The other thing that the bonus plan or profit sharing does is it outs the overall success of the company in the interests of the employees. If their projects are more profitable they get to share in that profit. So now it gives them the opportunity of an entrepreneurial spirit in working for you. It’s in their best interest to help the company succeed rather than just collect a paycheck.

 

Providing Health Benefits to Your Employees

For small businesses, like most architects and engineers, this is a huge expanse. Over the past few years we have seen these costs skyrocket.

But did you know that nearly 20% of Americans have secondary health coverage. What this means is they are covered by two health insurance plans because there are two working parents in the household. When this is the case, the have one plan be their primary coverage and the other is their secondary insurance. And while that is all fine and well, what is it costing you to provide secondary coverage to your employees?

One way to help limit the number of employees who are doing this is to have them participate in the cost of their health coverage. By the way, if an employee is using your insurance as a secondary coverage plan the benefits paid by the insurance company are much less but the premiums you pay remain usually the same- big price with limited benefits.

We did a change at our office where are employees were required to pay for 20% of their health insurances and we covered the other 80% rather than covering 100%. What we found was about 1 in10 of our employees opted out of our plan and elected to be covered by their spouse insurance. Usually this was because their spouse’s employer (hopefully it is a big company providing great coverage) was giving them good insurance and paying for all it.

Now we did not do this in an attempt to hurt our employees in any way, in fact we gave them each a rise to cover what their 20% share was going to be. We weren’t trying to take money out of their pocket, however, when a number of our employees opted out of our insurance plan, the company got the benefit of saving the remainder of those premiums that we had been paying.

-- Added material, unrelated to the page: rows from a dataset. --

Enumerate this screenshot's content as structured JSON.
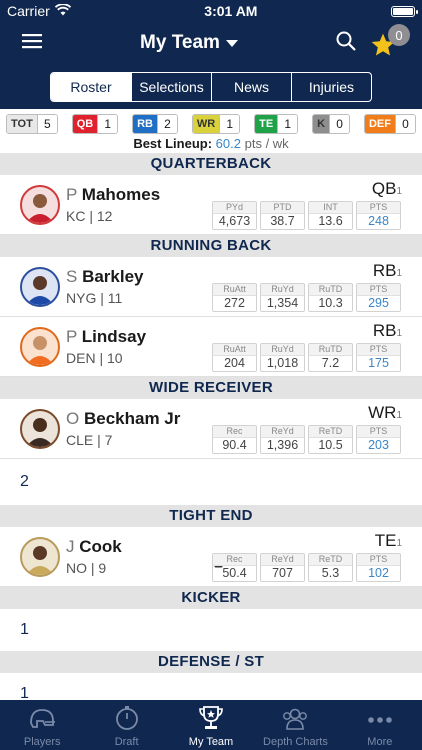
{
  "status": {
    "carrier": "Carrier",
    "time": "3:01 AM"
  },
  "nav": {
    "title": "My Team",
    "star_count": "0"
  },
  "tabs": [
    "Roster",
    "Selections",
    "News",
    "Injuries"
  ],
  "counts": [
    {
      "tag": "TOT",
      "num": "5",
      "color": "#e8e8e8",
      "text": "#333"
    },
    {
      "tag": "QB",
      "num": "1",
      "color": "#e0212e",
      "text": "#fff"
    },
    {
      "tag": "RB",
      "num": "2",
      "color": "#1f6fc4",
      "text": "#fff"
    },
    {
      "tag": "WR",
      "num": "1",
      "color": "#d9d23a",
      "text": "#333"
    },
    {
      "tag": "TE",
      "num": "1",
      "color": "#20a24a",
      "text": "#fff"
    },
    {
      "tag": "K",
      "num": "0",
      "color": "#8e8e8e",
      "text": "#333"
    },
    {
      "tag": "DEF",
      "num": "0",
      "color": "#f07d1a",
      "text": "#fff"
    }
  ],
  "best": {
    "label": "Best Lineup:",
    "value": "60.2",
    "unit": "pts / wk"
  },
  "sections": {
    "qb": "QUARTERBACK",
    "rb": "RUNNING BACK",
    "wr": "WIDE RECEIVER",
    "te": "TIGHT END",
    "k": "KICKER",
    "def": "DEFENSE / ST"
  },
  "players": {
    "mahomes": {
      "initial": "P",
      "last": "Mahomes",
      "team": "KC | 12",
      "pos": "QB",
      "rank": "1",
      "s1h": "PYd",
      "s1v": "4,673",
      "s2h": "PTD",
      "s2v": "38.7",
      "s3h": "INT",
      "s3v": "13.6",
      "s4h": "PTS",
      "s4v": "248"
    },
    "barkley": {
      "initial": "S",
      "last": "Barkley",
      "team": "NYG | 11",
      "pos": "RB",
      "rank": "1",
      "s1h": "RuAtt",
      "s1v": "272",
      "s2h": "RuYd",
      "s2v": "1,354",
      "s3h": "RuTD",
      "s3v": "10.3",
      "s4h": "PTS",
      "s4v": "295"
    },
    "lindsay": {
      "initial": "P",
      "last": "Lindsay",
      "team": "DEN | 10",
      "pos": "RB",
      "rank": "1",
      "s1h": "RuAtt",
      "s1v": "204",
      "s2h": "RuYd",
      "s2v": "1,018",
      "s3h": "RuTD",
      "s3v": "7.2",
      "s4h": "PTS",
      "s4v": "175"
    },
    "beckham": {
      "initial": "O",
      "last": "Beckham Jr",
      "team": "CLE | 7",
      "pos": "WR",
      "rank": "1",
      "s1h": "Rec",
      "s1v": "90.4",
      "s2h": "ReYd",
      "s2v": "1,396",
      "s3h": "ReTD",
      "s3v": "10.5",
      "s4h": "PTS",
      "s4v": "203"
    },
    "cook": {
      "initial": "J",
      "last": "Cook",
      "team": "NO | 9",
      "pos": "TE",
      "rank": "1",
      "s1h": "Rec",
      "s1v": "50.4",
      "s2h": "ReYd",
      "s2v": "707",
      "s3h": "ReTD",
      "s3v": "5.3",
      "s4h": "PTS",
      "s4v": "102"
    }
  },
  "empty": {
    "wr": "2",
    "k": "1",
    "def": "1"
  },
  "tabbar": [
    "Players",
    "Draft",
    "My Team",
    "Depth Charts",
    "More"
  ]
}
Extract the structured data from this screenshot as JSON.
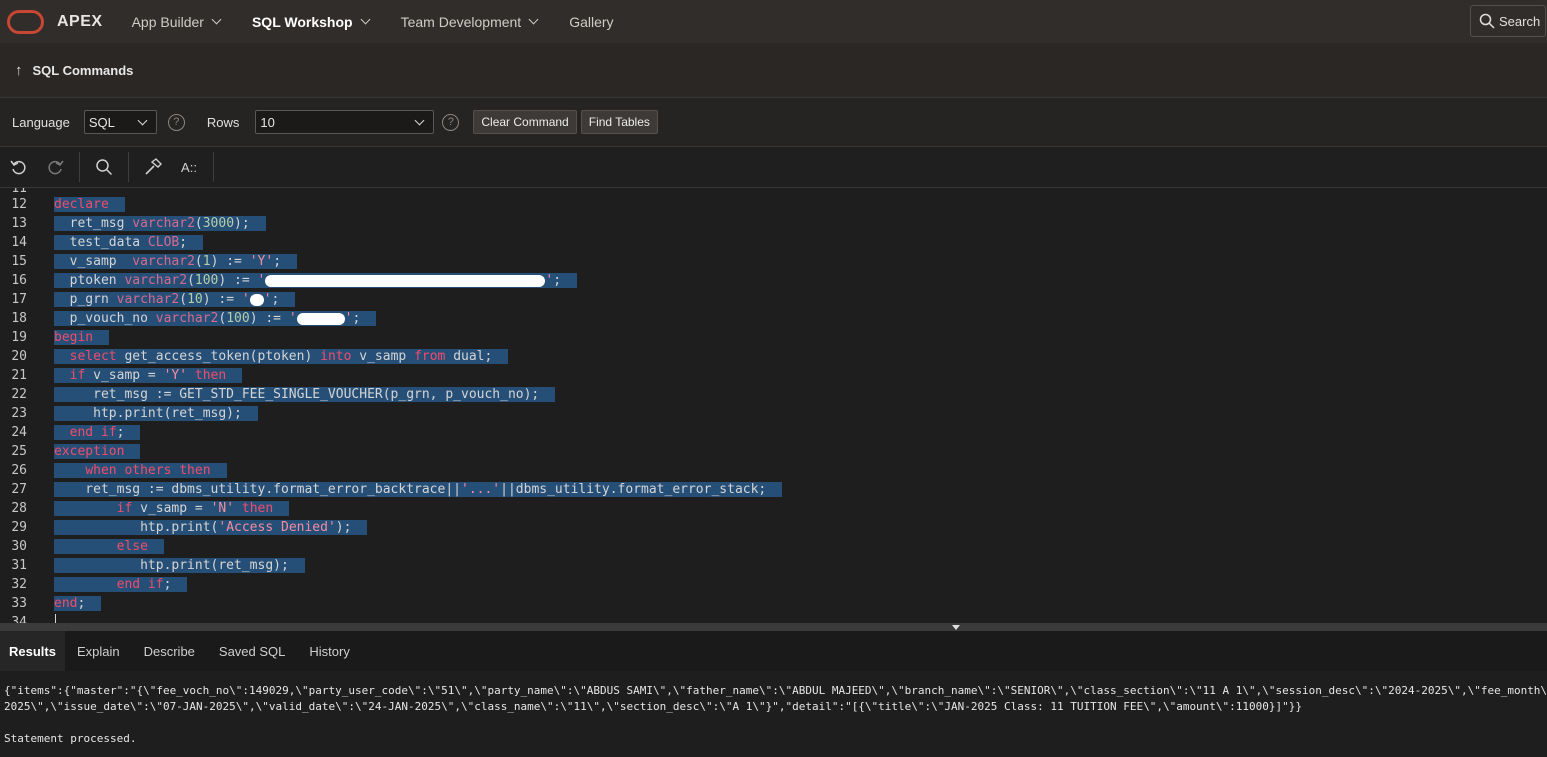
{
  "app": {
    "brand": "APEX",
    "nav": [
      {
        "label": "App Builder",
        "has_menu": true
      },
      {
        "label": "SQL Workshop",
        "has_menu": true,
        "active": true
      },
      {
        "label": "Team Development",
        "has_menu": true
      },
      {
        "label": "Gallery",
        "has_menu": false
      }
    ],
    "search_label": "Search"
  },
  "page": {
    "title": "SQL Commands"
  },
  "options": {
    "language_label": "Language",
    "language_value": "SQL",
    "rows_label": "Rows",
    "rows_value": "10",
    "clear_button": "Clear Command",
    "find_tables_button": "Find Tables",
    "help_glyph": "?"
  },
  "editor_toolbar": {
    "format_label": "A::",
    "icons": [
      "undo-icon",
      "redo-icon",
      "search-icon",
      "hammer-icon",
      "format-icon"
    ]
  },
  "editor": {
    "first_line": 12,
    "lines": [
      "declare",
      "  ret_msg varchar2(3000);",
      "  test_data CLOB;",
      "  v_samp  varchar2(1) := 'Y';",
      "  ptoken varchar2(100) := '[redacted]';",
      "  p_grn varchar2(10) := '[redacted]';",
      "  p_vouch_no varchar2(100) := '[redacted]';",
      "begin",
      "  select get_access_token(ptoken) into v_samp from dual;",
      "  if v_samp = 'Y' then",
      "     ret_msg := GET_STD_FEE_SINGLE_VOUCHER(p_grn, p_vouch_no);",
      "     htp.print(ret_msg);",
      "  end if;",
      "exception",
      "    when others then",
      "    ret_msg := dbms_utility.format_error_backtrace||'...'||dbms_utility.format_error_stack;",
      "        if v_samp = 'N' then",
      "           htp.print('Access Denied');",
      "        else",
      "           htp.print(ret_msg);",
      "        end if;",
      "end;"
    ],
    "partial_top_line": "11",
    "partial_bottom_line": "34"
  },
  "results_tabs": [
    {
      "label": "Results",
      "active": true
    },
    {
      "label": "Explain"
    },
    {
      "label": "Describe"
    },
    {
      "label": "Saved SQL"
    },
    {
      "label": "History"
    }
  ],
  "results": {
    "output_line1": "{\"items\":{\"master\":\"{\\\"fee_voch_no\\\":149029,\\\"party_user_code\\\":\\\"51\\\",\\\"party_name\\\":\\\"ABDUS SAMI\\\",\\\"father_name\\\":\\\"ABDUL MAJEED\\\",\\\"branch_name\\\":\\\"SENIOR\\\",\\\"class_section\\\":\\\"11 A 1\\\",\\\"session_desc\\\":\\\"2024-2025\\\",\\\"fee_month\\\":\\\"JAN-",
    "output_line2": "2025\\\",\\\"issue_date\\\":\\\"07-JAN-2025\\\",\\\"valid_date\\\":\\\"24-JAN-2025\\\",\\\"class_name\\\":\\\"11\\\",\\\"section_desc\\\":\\\"A 1\\\"}\",\"detail\":\"[{\\\"title\\\":\\\"JAN-2025 Class: 11 TUITION FEE\\\",\\\"amount\\\":11000}]\"}}",
    "status": "Statement processed."
  },
  "colors": {
    "brand_red": "#c74634",
    "selection": "#264f78",
    "keyword": "#f14c6b"
  }
}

For small architecture and engineering firms this can amount huge dollars.

So take a look at the health benefits you are providing to your staff and see if they are in line with what your company can truly afford to do.

Average net profit for 2015

Scrolling through PSMJ’s website I found an article about A/E Profit Margins and how these margins have been on the rise for the three consecutive years. 2014 saw average profits of 14.3%, the highest they have been in six years. 

While this is good news, I don’t get too excited about a 14.3% net profit and prefer to see profits in the upper teens or low to mid 20’s. Remember that this is the average of firms and the average is simply “the best of the worst and the worst of the best”.

Founder and CEO of PSMJ Resources Frank A. Stasiowski, FAIA, also believes that the 14.3% shouldn’t “…be an acceptable profit margin at all for an A/E firm,” “There are plenty of A/E firms that can and do deliver profit margins far higher than this.” 

So does your firm measure up?  How are you performing compared to the rest of the world? Do you want to reach higher profit margins? Of course you do. 

Now I can’t promise that you will make higher profits, but I can tell let you in on a little secret that will help your business run more efficiently ~ our software.

Our business and project management software offers you everything you need to run a successful AE firm more effectively and efficiently.  With the help of our solution your firm can stay organized and on task with every project that comes through your office.